The firing in the street had now become general and quite rapid, and, as I had been informed that a brigade of the enemy had been seen moving toward the bridge head, I requested General Hunt to reopen fire upon the flanks and in advance of the party which had crossed. I afterward learned from prisoners taken that this brigade of the enemy was General Barksdale's, composed of the Thirteenth, Seventeenth, Eighteenth, and Twenty-first Mississippi Regiments. Several prisoners were taken belonging to the Eighth Florida Regiment, which was in the city.
All firing upon the bridge had been now silenced, and the bridge was rapidly completed. I reported to General Burnside directly the conduct of the engineer troops. An order for the Twentieth Massachusetts Volunteers to move across the bridge the instant it was down was incorrectly transmitted, so as to cause Acting Major Macy, its commanding officer, to throw it across in boats.
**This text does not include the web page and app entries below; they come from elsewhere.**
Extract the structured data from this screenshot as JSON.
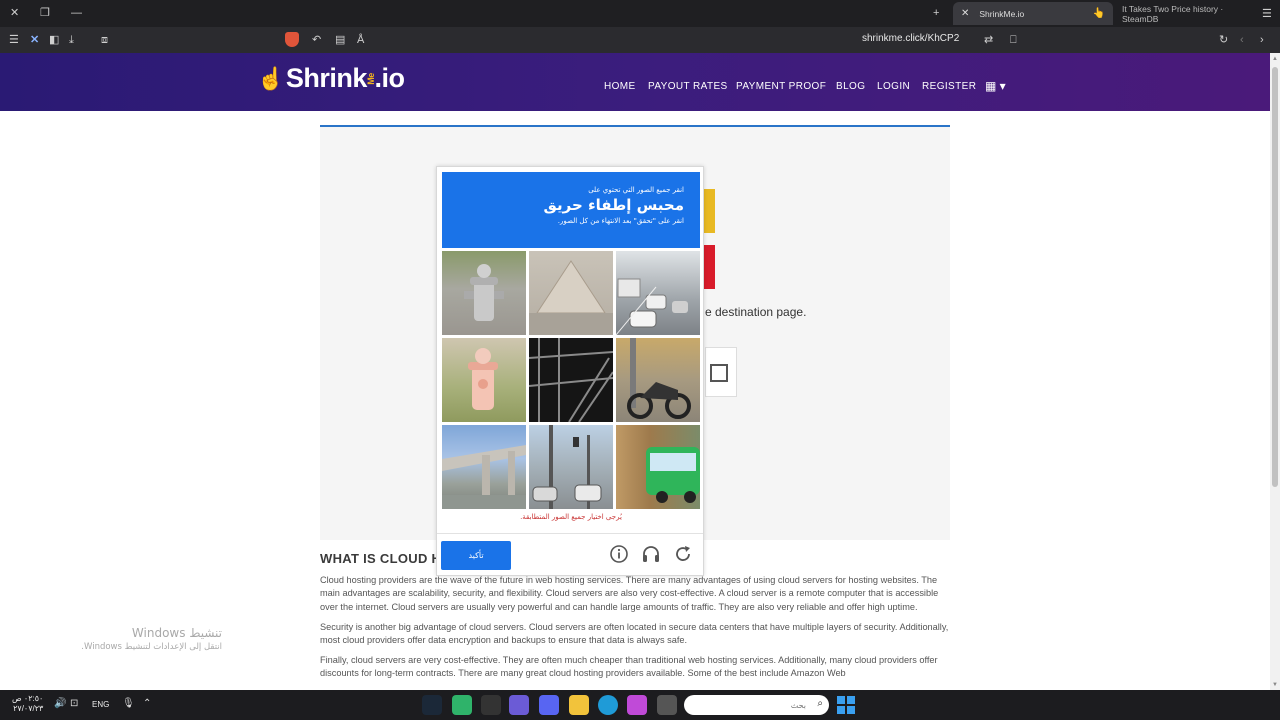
{
  "browser": {
    "tabs": [
      {
        "title": "ShrinkMe.io",
        "active": true
      },
      {
        "title": "It Takes Two Price history · SteamDB",
        "active": false
      }
    ],
    "url": "shrinkme.click/KhCP2",
    "new_tab_symbol": "+"
  },
  "site": {
    "logo_text": "Shrink",
    "logo_me": "Me",
    "logo_suffix": ".io",
    "nav": [
      "HOME",
      "PAYOUT RATES",
      "PAYMENT PROOF",
      "BLOG",
      "LOGIN",
      "REGISTER"
    ]
  },
  "card": {
    "destination_text": "e destination page."
  },
  "captcha": {
    "instruction_small": "انقر جميع الصور التي تحتوي على",
    "target_object": "محبس إطفاء حريق",
    "instruction_sub": "انقر على \"تحقق\" بعد الانتهاء من كل الصور.",
    "error_text": "يُرجى اختيار جميع الصور المتطابقة.",
    "verify_label": "تأكيد",
    "icons": [
      "info-icon",
      "headphones-icon",
      "refresh-icon"
    ]
  },
  "article": {
    "heading": "WHAT IS CLOUD H",
    "paragraphs": [
      "Cloud hosting providers are the wave of the future in web hosting services. There are many advantages of using cloud servers for hosting websites. The main advantages are scalability, security, and flexibility. Cloud servers are also very cost-effective. A cloud server is a remote computer that is accessible over the internet. Cloud servers are usually very powerful and can handle large amounts of traffic. They are also very reliable and offer high uptime.",
      "Security is another big advantage of cloud servers. Cloud servers are often located in secure data centers that have multiple layers of security. Additionally, most cloud providers offer data encryption and backups to ensure that data is always safe.",
      "Finally, cloud servers are very cost-effective. They are often much cheaper than traditional web hosting services. Additionally, many cloud providers offer discounts for long-term contracts. There are many great cloud hosting providers available. Some of the best include Amazon Web"
    ]
  },
  "watermark": {
    "line1": "تنشيط Windows",
    "line2": "انتقل إلى الإعدادات لتنشيط Windows."
  },
  "taskbar": {
    "time": "٠٢:٥٠ ص",
    "date": "٢٧/٠٧/٢٣",
    "lang": "ENG",
    "search_placeholder": "بحث"
  }
}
This regiment was held in line along the bank to resist any attempts of the enemy to recover this point by an exposed movement, and the Seventh Michigan Volunteers and the Nineteenth Massachusetts Volunteers could hold against any advance through buildings.
The moment the bridge was ready, the Forty-second and Fifty-ninth New York Volunteers and the One hundred and twenty-seventh Pennsylvania Volunteers moved across, and the Twentieth Massachusetts was formed in column in the street. The guide, a citizen, was killed at the head of the column. Upon attempting to cross the second street, it became evident that the enemy was in considerable force, and could only be dislodged by desperate fighting. It was fast growing dark, the troops were being crowded near the bridge head in a compact and unmanageable mass, and I was informed that the whole division was to cross to hold the city. It was impracticable, in my opinion, to attempt to relieve the press by throwing troops into the streets, where they could only be shot down, unable to return the fire. To give time to fight the enemy in his own way, I sent urgent requests to the rear to have the column halted on the other side of the river, but was ordered to push ahead. The Seventh and Nineteenth had been brought to a stand, and I ordered Acting Major Macy, commanding the Twentieth Massachusetts, to clear the street leading from the bridge at all hazards.
I cannot presume to express all that is due the officers and men of this regiment for the unflinching bravery and splendid discipline shown in the execution of the order. Platoon after platoon was swept away, but the head of the column did not falter. Ninety-seven officers and men were killed or wounded in the space of about 50 yards. When the edge of the town was reached, the Fifty-ninth New York was sent to